I am not sure that the new Ku Dreamcatcher technology without a stabilized antenna will work on a boat.
The L-Band Dreamcatcher had a little bit wider reception and may have coped with a moving boat. In the tropics (near equator) a flat mounted L-Band Antenna pointing straight up picked up the L-Band Outernet signal.
Even on the equater, I am not sure a flat mounted Ku Antenna (I.e. one pointing straight up ) will continue to work as a anchored boat drifts with the current. (assuming the satellite is not directly overhead.)
I guess the question is going to be how forgiving in terms of aiming will Ku Outernet be compared to L-Band Outernet.
The beam width of the horn antenna on an LNB is 30-degrees. I believe the L-band patch was 60-degrees. The single element Ku-patch has a 90-degree beam width, but the bitrate is way too low for general usage.
For increasing the area of sky to aim at, could we offset 4 Ku Horn antennas and connect them together and then feed the combined signal it into the Dreamcather 3 Ku board. On a boat it would increase probability of at least one of the four horn antenna’s being pointed at the Outernet Ku LoRa signal.
One thought is that as the boat drifts around (on the equator) the horn antenna that is now aimed north or south will not be picking up a Geostationary GEO KU satellite. It will only be a Horn antenna that is either directly above or aimed ease or west that will pick up a Ku Signal.
So i guess four offset aimed Horn antennas would quadruple the chance of seeing a Ku Outernet signal but only double the amount of unwanted signals on the equator.
North or south of the equator only one of the four antennas would see the Clark Belt GEO Ku Satellites as a boat drifted around.
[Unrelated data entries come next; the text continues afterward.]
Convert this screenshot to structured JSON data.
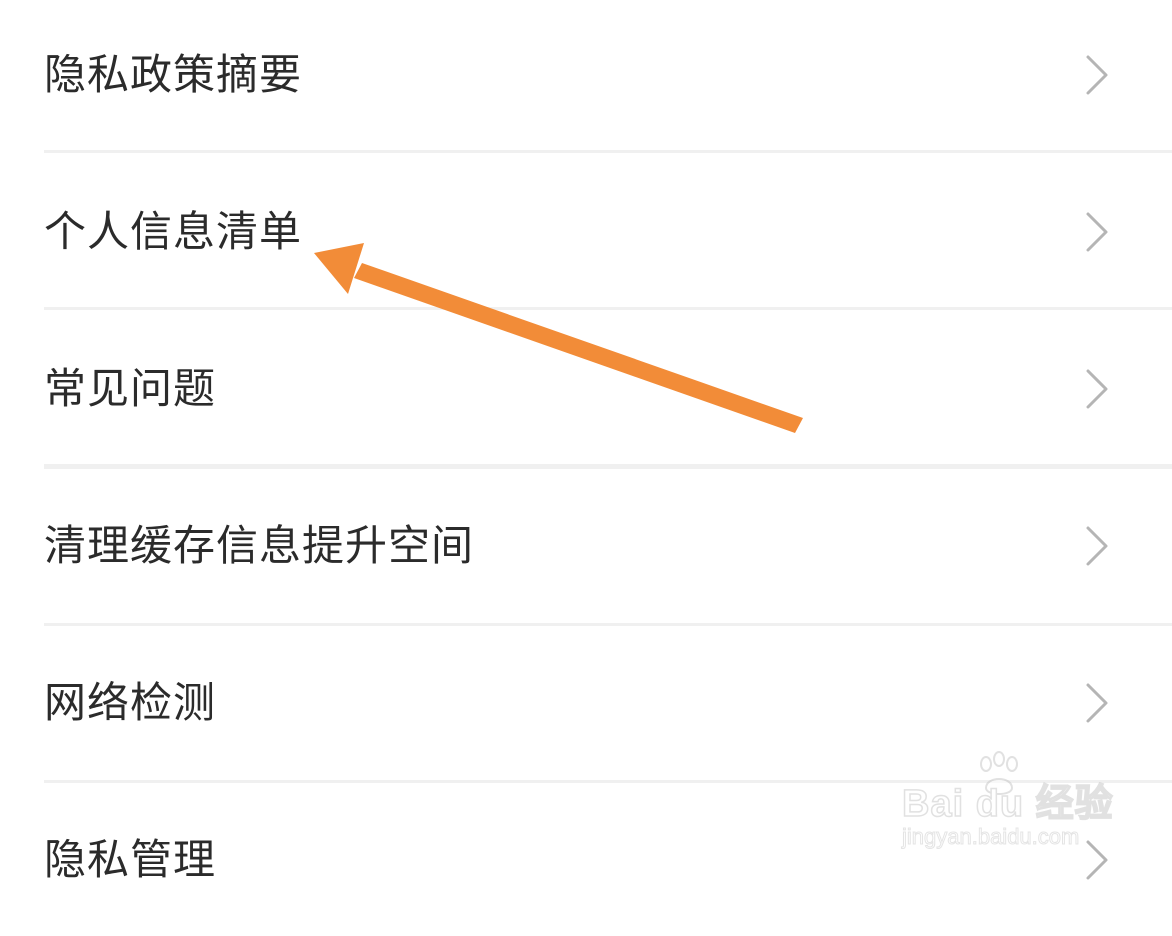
{
  "menu": {
    "items": [
      {
        "label": "隐私政策摘要"
      },
      {
        "label": "个人信息清单"
      },
      {
        "label": "常见问题"
      },
      {
        "label": "清理缓存信息提升空间"
      },
      {
        "label": "网络检测"
      },
      {
        "label": "隐私管理"
      }
    ]
  },
  "annotation": {
    "arrow_color": "#F28C38",
    "target": "个人信息清单"
  },
  "watermark": {
    "brand": "Bai  du 经验",
    "url": "jingyan.baidu.com"
  },
  "colors": {
    "label": "#2B2B2B",
    "chevron": "#B5B5B5",
    "divider": "#F0F0F0",
    "background": "#FFFFFF"
  }
}
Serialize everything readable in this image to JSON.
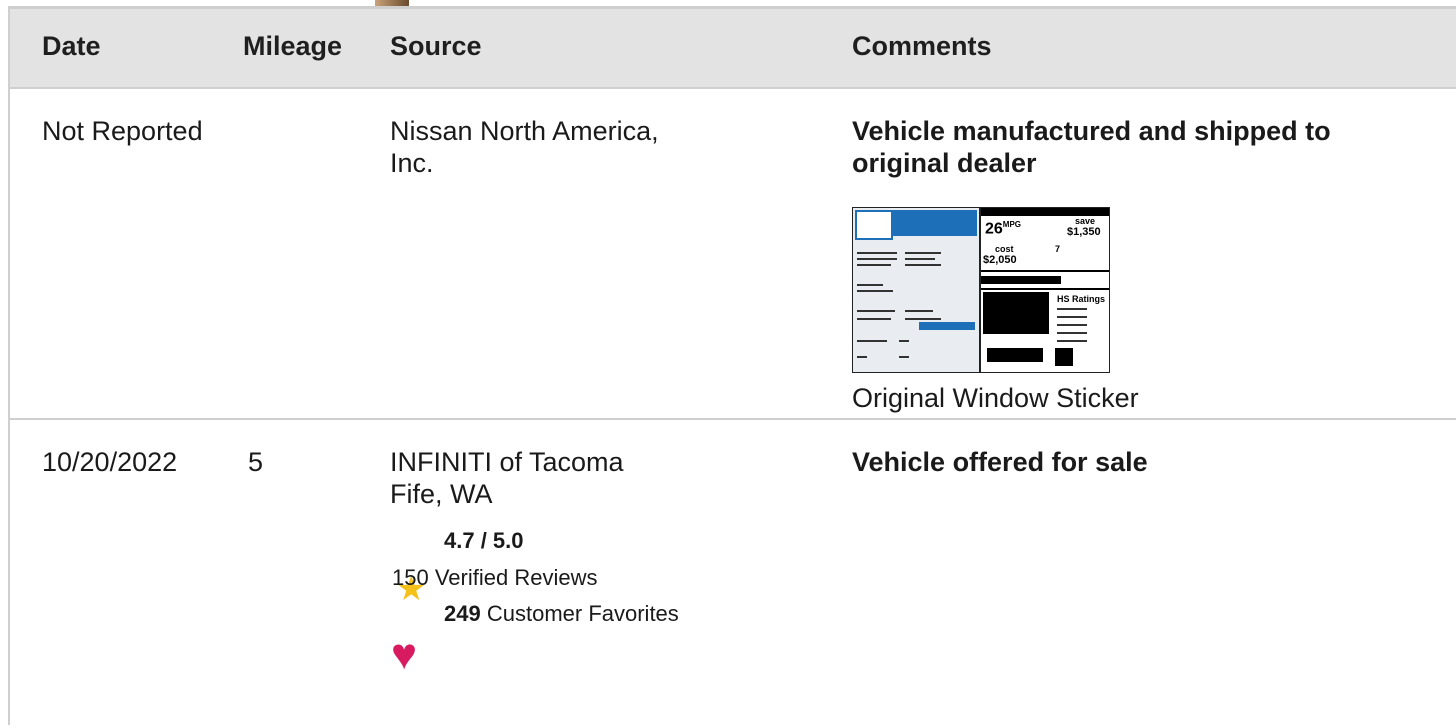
{
  "header": {
    "date": "Date",
    "mileage": "Mileage",
    "source": "Source",
    "comments": "Comments"
  },
  "rows": [
    {
      "date": "Not Reported",
      "mileage": "",
      "source_line1": "Nissan North America,",
      "source_line2": "Inc.",
      "comment_line1": "Vehicle manufactured and shipped to",
      "comment_line2": "original dealer",
      "sticker": {
        "mpg": "26",
        "mpg_unit": "MPG",
        "save_label": "save",
        "save_value": "$1,350",
        "cost_label": "cost",
        "cost_value": "$2,050",
        "ratings_label": "HS Ratings",
        "gauge_value": "7"
      },
      "attachment_caption": "Original Window Sticker"
    },
    {
      "date": "10/20/2022",
      "mileage": "5",
      "source_line1": "INFINITI of Tacoma",
      "source_line2": "Fife, WA",
      "comment_line1": "Vehicle offered for sale",
      "rating": "4.7 / 5.0",
      "reviews_count": "150",
      "reviews_label": "Verified Reviews",
      "favorites_count": "249",
      "favorites_label": "Customer Favorites"
    }
  ],
  "icons": {
    "star": "star-icon",
    "heart": "heart-icon"
  },
  "colors": {
    "header_bg": "#e3e3e3",
    "border": "#cfcfcf",
    "star": "#f5c019",
    "heart": "#d81b60",
    "sticker_blue": "#1d6fb8"
  }
}
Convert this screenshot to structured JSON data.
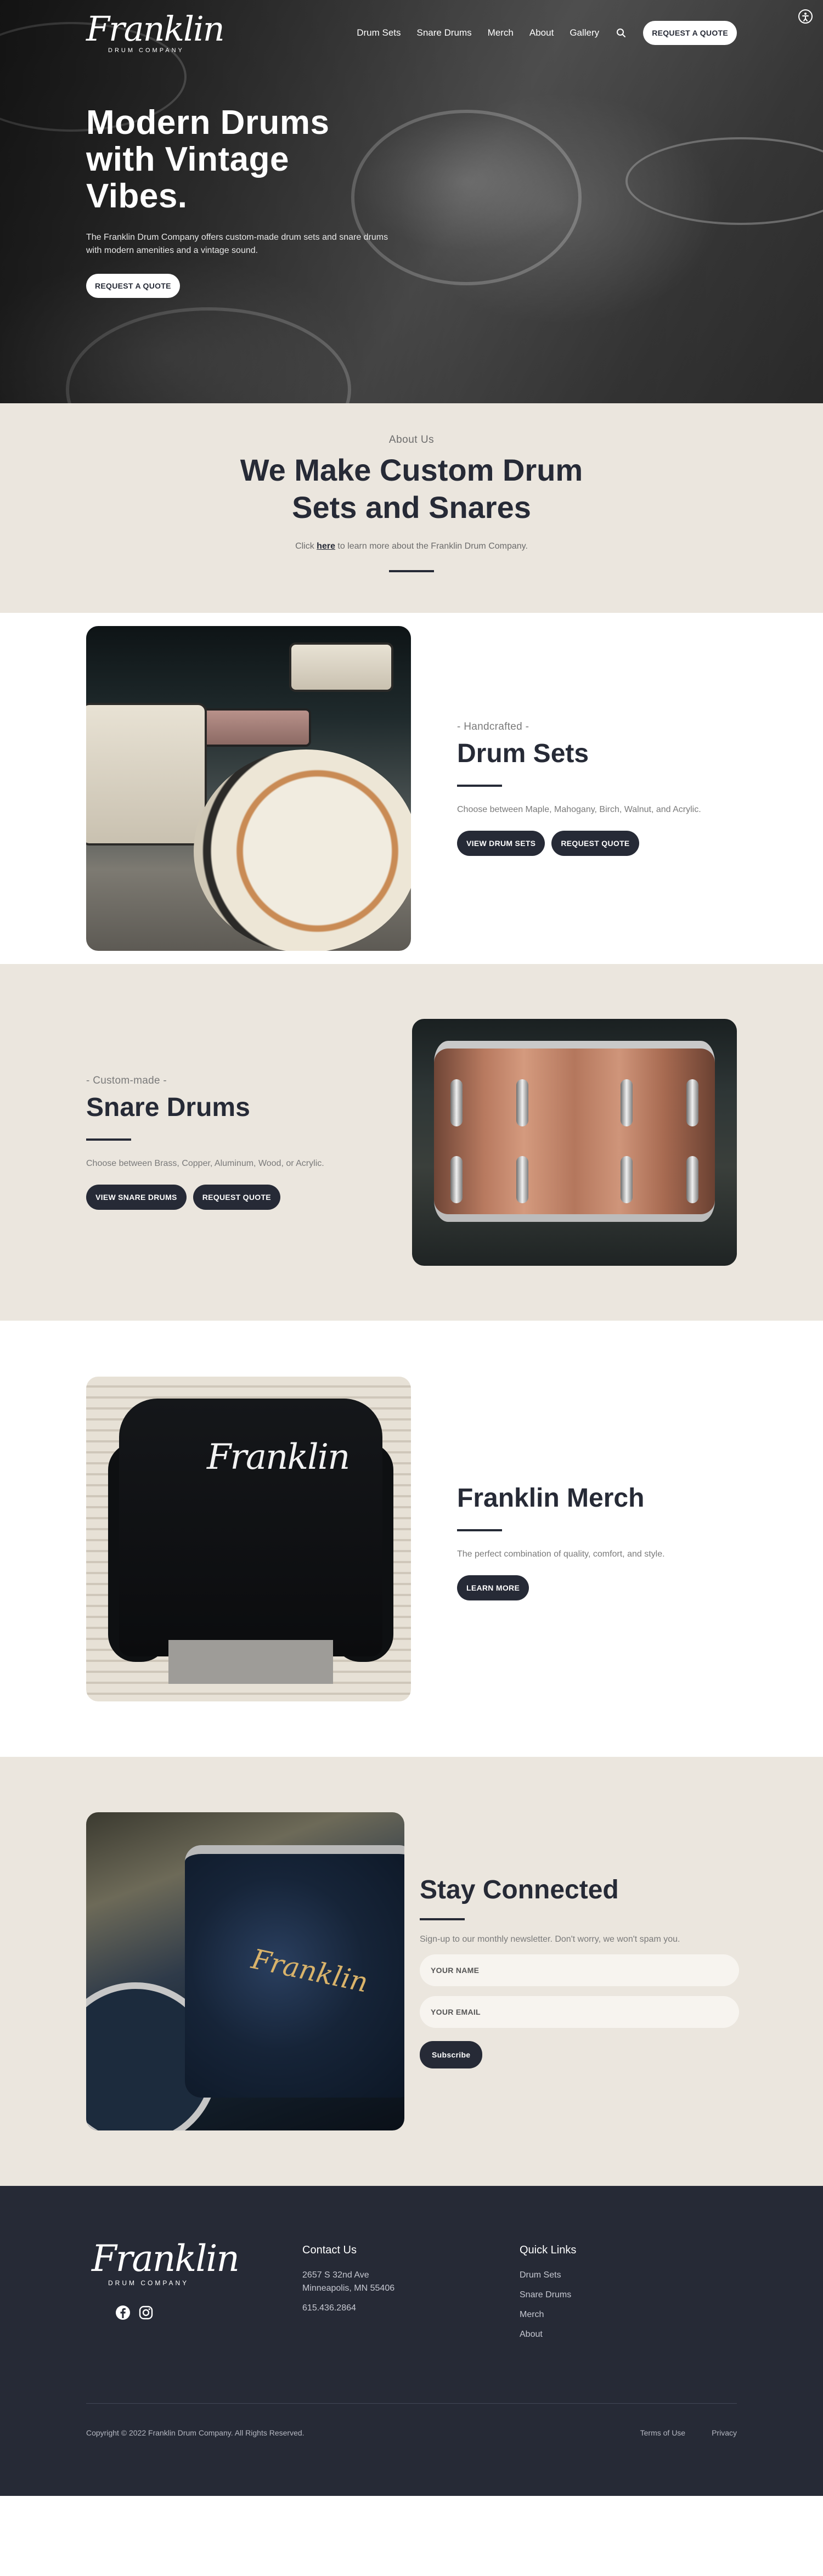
{
  "brand": {
    "logo_script": "Franklin",
    "logo_sub": "DRUM COMPANY"
  },
  "nav": {
    "items": [
      {
        "label": "Drum Sets"
      },
      {
        "label": "Snare Drums"
      },
      {
        "label": "Merch"
      },
      {
        "label": "About"
      },
      {
        "label": "Gallery"
      }
    ],
    "search_icon": "search-icon",
    "cta": "REQUEST A QUOTE"
  },
  "hero": {
    "title": "Modern Drums with Vintage Vibes.",
    "description": "The Franklin Drum Company offers custom-made drum sets and snare drums with modern amenities and a vintage sound.",
    "cta": "REQUEST A QUOTE"
  },
  "about": {
    "eyebrow": "About Us",
    "title": "We Make Custom Drum Sets and Snares",
    "note_before": "Click ",
    "note_link": "here",
    "note_after": " to learn more about the Franklin Drum Company."
  },
  "drum_sets": {
    "eyebrow": "- Handcrafted -",
    "title": "Drum Sets",
    "description": "Choose between Maple, Mahogany, Birch, Walnut, and Acrylic.",
    "primary": "VIEW DRUM SETS",
    "secondary": "REQUEST QUOTE"
  },
  "snare_drums": {
    "eyebrow": "- Custom-made -",
    "title": "Snare Drums",
    "description": "Choose between Brass, Copper, Aluminum, Wood, or Acrylic.",
    "primary": "VIEW SNARE DRUMS",
    "secondary": "REQUEST QUOTE"
  },
  "merch": {
    "title": "Franklin Merch",
    "description": "The perfect combination of quality, comfort, and style.",
    "primary": "LEARN MORE",
    "shirt_script": "Franklin"
  },
  "newsletter": {
    "title": "Stay Connected",
    "description": "Sign-up to our monthly newsletter. Don't worry, we won't spam you.",
    "name_placeholder": "YOUR NAME",
    "email_placeholder": "YOUR EMAIL",
    "submit": "Subscribe",
    "drum_script": "Franklin"
  },
  "footer": {
    "contact_heading": "Contact Us",
    "address_line1": "2657 S 32nd Ave",
    "address_line2": "Minneapolis, MN 55406",
    "phone": "615.436.2864",
    "links_heading": "Quick Links",
    "links": [
      {
        "label": "Drum Sets"
      },
      {
        "label": "Snare Drums"
      },
      {
        "label": "Merch"
      },
      {
        "label": "About"
      }
    ],
    "copyright": "Copyright © 2022 Franklin Drum Company. All Rights Reserved.",
    "terms": "Terms of Use",
    "privacy": "Privacy",
    "social": [
      "facebook-icon",
      "instagram-icon"
    ]
  },
  "colors": {
    "navy": "#262a36",
    "beige": "#ebe6de",
    "white": "#ffffff"
  }
}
So North or South of the equator 4 Offset antennas would quadruple the chance of a drifting boat picking up a Outernet signal and not increase the background noise level.